_Problem_.
An exact copy of every record below is what's needed here.

_Dataset extract_.

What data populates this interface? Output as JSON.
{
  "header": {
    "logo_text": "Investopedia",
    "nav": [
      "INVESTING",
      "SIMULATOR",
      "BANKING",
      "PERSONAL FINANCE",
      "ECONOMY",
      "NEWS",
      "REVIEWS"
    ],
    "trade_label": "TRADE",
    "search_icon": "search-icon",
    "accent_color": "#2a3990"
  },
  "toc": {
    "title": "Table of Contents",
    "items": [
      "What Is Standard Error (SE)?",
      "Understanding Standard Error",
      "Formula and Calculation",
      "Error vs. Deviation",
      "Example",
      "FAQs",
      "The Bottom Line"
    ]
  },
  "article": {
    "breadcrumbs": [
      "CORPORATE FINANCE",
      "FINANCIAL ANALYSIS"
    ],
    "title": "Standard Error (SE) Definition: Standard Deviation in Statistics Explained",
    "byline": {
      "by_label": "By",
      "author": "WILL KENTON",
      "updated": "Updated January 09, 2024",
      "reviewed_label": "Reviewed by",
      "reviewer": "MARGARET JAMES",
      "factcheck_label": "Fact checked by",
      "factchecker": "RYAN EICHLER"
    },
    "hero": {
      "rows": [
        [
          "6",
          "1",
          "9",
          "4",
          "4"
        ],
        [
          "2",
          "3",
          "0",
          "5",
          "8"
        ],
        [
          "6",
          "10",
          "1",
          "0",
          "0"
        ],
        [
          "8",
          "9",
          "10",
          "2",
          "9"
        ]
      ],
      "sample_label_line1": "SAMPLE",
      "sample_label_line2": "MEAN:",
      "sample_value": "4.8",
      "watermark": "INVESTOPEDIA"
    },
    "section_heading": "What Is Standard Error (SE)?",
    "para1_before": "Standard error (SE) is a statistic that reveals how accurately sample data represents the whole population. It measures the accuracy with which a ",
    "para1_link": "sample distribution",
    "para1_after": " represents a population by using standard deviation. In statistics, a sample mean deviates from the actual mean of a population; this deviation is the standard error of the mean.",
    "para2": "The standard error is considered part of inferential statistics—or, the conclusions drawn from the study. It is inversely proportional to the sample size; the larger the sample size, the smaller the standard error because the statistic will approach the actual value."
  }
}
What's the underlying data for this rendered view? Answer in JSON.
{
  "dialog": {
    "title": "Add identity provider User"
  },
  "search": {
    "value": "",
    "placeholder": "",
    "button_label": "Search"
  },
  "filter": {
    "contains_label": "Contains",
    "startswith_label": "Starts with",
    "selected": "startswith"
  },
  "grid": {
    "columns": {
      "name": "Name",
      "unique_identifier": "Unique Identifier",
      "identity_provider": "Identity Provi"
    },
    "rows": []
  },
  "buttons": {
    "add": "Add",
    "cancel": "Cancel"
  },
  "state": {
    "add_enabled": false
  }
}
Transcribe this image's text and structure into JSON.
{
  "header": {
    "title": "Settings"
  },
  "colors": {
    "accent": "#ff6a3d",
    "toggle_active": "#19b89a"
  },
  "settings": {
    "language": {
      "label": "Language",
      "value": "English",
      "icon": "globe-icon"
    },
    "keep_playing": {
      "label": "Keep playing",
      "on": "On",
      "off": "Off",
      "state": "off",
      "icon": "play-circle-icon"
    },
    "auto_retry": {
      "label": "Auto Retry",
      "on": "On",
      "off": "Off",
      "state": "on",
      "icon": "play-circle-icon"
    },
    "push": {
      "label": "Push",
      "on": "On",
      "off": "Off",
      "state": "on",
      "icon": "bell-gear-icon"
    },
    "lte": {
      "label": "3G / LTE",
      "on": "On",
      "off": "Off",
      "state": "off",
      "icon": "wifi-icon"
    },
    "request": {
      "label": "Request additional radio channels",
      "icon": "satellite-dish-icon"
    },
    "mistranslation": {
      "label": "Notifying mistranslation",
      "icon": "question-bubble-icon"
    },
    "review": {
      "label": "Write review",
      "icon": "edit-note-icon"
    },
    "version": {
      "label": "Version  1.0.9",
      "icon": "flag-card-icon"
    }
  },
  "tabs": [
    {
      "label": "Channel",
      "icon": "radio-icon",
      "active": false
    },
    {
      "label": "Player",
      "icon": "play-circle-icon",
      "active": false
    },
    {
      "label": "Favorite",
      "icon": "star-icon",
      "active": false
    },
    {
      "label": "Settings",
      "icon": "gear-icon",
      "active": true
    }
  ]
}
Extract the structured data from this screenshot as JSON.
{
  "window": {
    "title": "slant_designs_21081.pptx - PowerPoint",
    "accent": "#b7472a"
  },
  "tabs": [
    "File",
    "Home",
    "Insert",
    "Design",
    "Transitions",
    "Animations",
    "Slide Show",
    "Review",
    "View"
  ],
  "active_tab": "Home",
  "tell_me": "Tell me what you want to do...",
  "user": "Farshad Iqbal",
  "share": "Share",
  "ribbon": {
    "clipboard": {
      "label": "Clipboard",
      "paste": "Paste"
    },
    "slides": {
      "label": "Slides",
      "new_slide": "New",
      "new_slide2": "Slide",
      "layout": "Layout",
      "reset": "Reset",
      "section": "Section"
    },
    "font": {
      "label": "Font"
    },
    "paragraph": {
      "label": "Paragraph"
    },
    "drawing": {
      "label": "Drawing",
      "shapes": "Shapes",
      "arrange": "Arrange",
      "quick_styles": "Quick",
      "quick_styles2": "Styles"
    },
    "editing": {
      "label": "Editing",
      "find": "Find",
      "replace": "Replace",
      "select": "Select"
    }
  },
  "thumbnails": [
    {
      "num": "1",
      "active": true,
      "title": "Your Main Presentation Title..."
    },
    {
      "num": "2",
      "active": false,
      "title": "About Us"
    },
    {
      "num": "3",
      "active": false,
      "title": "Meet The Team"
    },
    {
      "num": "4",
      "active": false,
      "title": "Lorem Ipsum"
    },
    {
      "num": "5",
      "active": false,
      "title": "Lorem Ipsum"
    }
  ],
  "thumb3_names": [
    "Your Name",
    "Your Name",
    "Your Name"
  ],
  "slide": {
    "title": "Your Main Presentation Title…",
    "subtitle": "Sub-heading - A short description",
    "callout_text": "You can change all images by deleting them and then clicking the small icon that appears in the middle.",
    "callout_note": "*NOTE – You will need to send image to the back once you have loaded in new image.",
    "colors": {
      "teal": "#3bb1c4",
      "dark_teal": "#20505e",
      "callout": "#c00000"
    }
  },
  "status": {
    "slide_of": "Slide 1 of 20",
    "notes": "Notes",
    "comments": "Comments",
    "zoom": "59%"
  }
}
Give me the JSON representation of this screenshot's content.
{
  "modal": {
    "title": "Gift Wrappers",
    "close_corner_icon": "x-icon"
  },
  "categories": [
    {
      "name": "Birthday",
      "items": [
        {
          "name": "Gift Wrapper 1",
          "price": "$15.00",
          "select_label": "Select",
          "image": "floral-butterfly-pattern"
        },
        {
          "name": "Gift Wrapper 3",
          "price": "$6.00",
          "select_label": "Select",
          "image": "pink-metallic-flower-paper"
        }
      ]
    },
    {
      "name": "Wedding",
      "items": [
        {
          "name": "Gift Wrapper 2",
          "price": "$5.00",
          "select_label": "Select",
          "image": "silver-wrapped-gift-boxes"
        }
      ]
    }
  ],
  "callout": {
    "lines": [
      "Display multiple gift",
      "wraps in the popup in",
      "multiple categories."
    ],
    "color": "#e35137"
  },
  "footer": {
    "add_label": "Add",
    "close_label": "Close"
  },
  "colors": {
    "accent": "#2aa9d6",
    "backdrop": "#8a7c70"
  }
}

_Exercise solution_.
What data populates this interface? Output as JSON.
{
  "header": {
    "logo_text": "Investopedia",
    "nav": [
      "INVESTING",
      "SIMULATOR",
      "BANKING",
      "PERSONAL FINANCE",
      "ECONOMY",
      "NEWS",
      "REVIEWS"
    ],
    "trade_label": "TRADE",
    "search_icon": "search-icon",
    "accent_color": "#2a3990"
  },
  "toc": {
    "title": "Table of Contents",
    "items": [
      "What Is Standard Error (SE)?",
      "Understanding Standard Error",
      "Formula and Calculation",
      "Error vs. Deviation",
      "Example",
      "FAQs",
      "The Bottom Line"
    ]
  },
  "article": {
    "breadcrumbs": [
      "CORPORATE FINANCE",
      "FINANCIAL ANALYSIS"
    ],
    "title": "Standard Error (SE) Definition: Standard Deviation in Statistics Explained",
    "byline": {
      "by_label": "By",
      "author": "WILL KENTON",
      "updated": "Updated January 09, 2024",
      "reviewed_label": "Reviewed by",
      "reviewer": "MARGARET JAMES",
      "factcheck_label": "Fact checked by",
      "factchecker": "RYAN EICHLER"
    },
    "hero": {
      "rows": [
        [
          "6",
          "1",
          "9",
          "4",
          "4"
        ],
        [
          "2",
          "3",
          "0",
          "5",
          "8"
        ],
        [
          "6",
          "10",
          "1",
          "0",
          "0"
        ],
        [
          "8",
          "9",
          "10",
          "2",
          "9"
        ]
      ],
      "sample_label_line1": "SAMPLE",
      "sample_label_line2": "MEAN:",
      "sample_value": "4.8",
      "watermark": "INVESTOPEDIA"
    },
    "section_heading": "What Is Standard Error (SE)?",
    "para1_before": "Standard error (SE) is a statistic that reveals how accurately sample data represents the whole population. It measures the accuracy with which a ",
    "para1_link": "sample distribution",
    "para1_after": " represents a population by using standard deviation. In statistics, a sample mean deviates from the actual mean of a population; this deviation is the standard error of the mean.",
    "para2": "The standard error is considered part of inferential statistics—or, the conclusions drawn from the study. It is inversely proportional to the sample size; the larger the sample size, the smaller the standard error because the statistic will approach the actual value."
  }
}
What's the underlying data for this rendered view? Answer in JSON.
{
  "dialog": {
    "title": "Add identity provider User"
  },
  "search": {
    "value": "",
    "placeholder": "",
    "button_label": "Search"
  },
  "filter": {
    "contains_label": "Contains",
    "startswith_label": "Starts with",
    "selected": "startswith"
  },
  "grid": {
    "columns": {
      "name": "Name",
      "unique_identifier": "Unique Identifier",
      "identity_provider": "Identity Provi"
    },
    "rows": []
  },
  "buttons": {
    "add": "Add",
    "cancel": "Cancel"
  },
  "state": {
    "add_enabled": false
  }
}
Transcribe this image's text and structure into JSON.
{
  "header": {
    "title": "Settings"
  },
  "colors": {
    "accent": "#ff6a3d",
    "toggle_active": "#19b89a"
  },
  "settings": {
    "language": {
      "label": "Language",
      "value": "English",
      "icon": "globe-icon"
    },
    "keep_playing": {
      "label": "Keep playing",
      "on": "On",
      "off": "Off",
      "state": "off",
      "icon": "play-circle-icon"
    },
    "auto_retry": {
      "label": "Auto Retry",
      "on": "On",
      "off": "Off",
      "state": "on",
      "icon": "play-circle-icon"
    },
    "push": {
      "label": "Push",
      "on": "On",
      "off": "Off",
      "state": "on",
      "icon": "bell-gear-icon"
    },
    "lte": {
      "label": "3G / LTE",
      "on": "On",
      "off": "Off",
      "state": "off",
      "icon": "wifi-icon"
    },
    "request": {
      "label": "Request additional radio channels",
      "icon": "satellite-dish-icon"
    },
    "mistranslation": {
      "label": "Notifying mistranslation",
      "icon": "question-bubble-icon"
    },
    "review": {
      "label": "Write review",
      "icon": "edit-note-icon"
    },
    "version": {
      "label": "Version  1.0.9",
      "icon": "flag-card-icon"
    }
  },
  "tabs": [
    {
      "label": "Channel",
      "icon": "radio-icon",
      "active": false
    },
    {
      "label": "Player",
      "icon": "play-circle-icon",
      "active": false
    },
    {
      "label": "Favorite",
      "icon": "star-icon",
      "active": false
    },
    {
      "label": "Settings",
      "icon": "gear-icon",
      "active": true
    }
  ]
}
Extract the structured data from this screenshot as JSON.
{
  "window": {
    "title": "slant_designs_21081.pptx - PowerPoint",
    "accent": "#b7472a"
  },
  "tabs": [
    "File",
    "Home",
    "Insert",
    "Design",
    "Transitions",
    "Animations",
    "Slide Show",
    "Review",
    "View"
  ],
  "active_tab": "Home",
  "tell_me": "Tell me what you want to do...",
  "user": "Farshad Iqbal",
  "share": "Share",
  "ribbon": {
    "clipboard": {
      "label": "Clipboard",
      "paste": "Paste"
    },
    "slides": {
      "label": "Slides",
      "new_slide": "New",
      "new_slide2": "Slide",
      "layout": "Layout",
      "reset": "Reset",
      "section": "Section"
    },
    "font": {
      "label": "Font"
    },
    "paragraph": {
      "label": "Paragraph"
    },
    "drawing": {
      "label": "Drawing",
      "shapes": "Shapes",
      "arrange": "Arrange",
      "quick_styles": "Quick",
      "quick_styles2": "Styles"
    },
    "editing": {
      "label": "Editing",
      "find": "Find",
      "replace": "Replace",
      "select": "Select"
    }
  },
  "thumbnails": [
    {
      "num": "1",
      "active": true,
      "title": "Your Main Presentation Title..."
    },
    {
      "num": "2",
      "active": false,
      "title": "About Us"
    },
    {
      "num": "3",
      "active": false,
      "title": "Meet The Team"
    },
    {
      "num": "4",
      "active": false,
      "title": "Lorem Ipsum"
    },
    {
      "num": "5",
      "active": false,
      "title": "Lorem Ipsum"
    }
  ],
  "thumb3_names": [
    "Your Name",
    "Your Name",
    "Your Name"
  ],
  "slide": {
    "title": "Your Main Presentation Title…",
    "subtitle": "Sub-heading - A short description",
    "callout_text": "You can change all images by deleting them and then clicking the small icon that appears in the middle.",
    "callout_note": "*NOTE – You will need to send image to the back once you have loaded in new image.",
    "colors": {
      "teal": "#3bb1c4",
      "dark_teal": "#20505e",
      "callout": "#c00000"
    }
  },
  "status": {
    "slide_of": "Slide 1 of 20",
    "notes": "Notes",
    "comments": "Comments",
    "zoom": "59%"
  }
}
Give me the JSON representation of this screenshot's content.
{
  "modal": {
    "title": "Gift Wrappers",
    "close_corner_icon": "x-icon"
  },
  "categories": [
    {
      "name": "Birthday",
      "items": [
        {
          "name": "Gift Wrapper 1",
          "price": "$15.00",
          "select_label": "Select",
          "image": "floral-butterfly-pattern"
        },
        {
          "name": "Gift Wrapper 3",
          "price": "$6.00",
          "select_label": "Select",
          "image": "pink-metallic-flower-paper"
        }
      ]
    },
    {
      "name": "Wedding",
      "items": [
        {
          "name": "Gift Wrapper 2",
          "price": "$5.00",
          "select_label": "Select",
          "image": "silver-wrapped-gift-boxes"
        }
      ]
    }
  ],
  "callout": {
    "lines": [
      "Display multiple gift",
      "wraps in the popup in",
      "multiple categories."
    ],
    "color": "#e35137"
  },
  "footer": {
    "add_label": "Add",
    "close_label": "Close"
  },
  "colors": {
    "accent": "#2aa9d6",
    "backdrop": "#8a7c70"
  }
}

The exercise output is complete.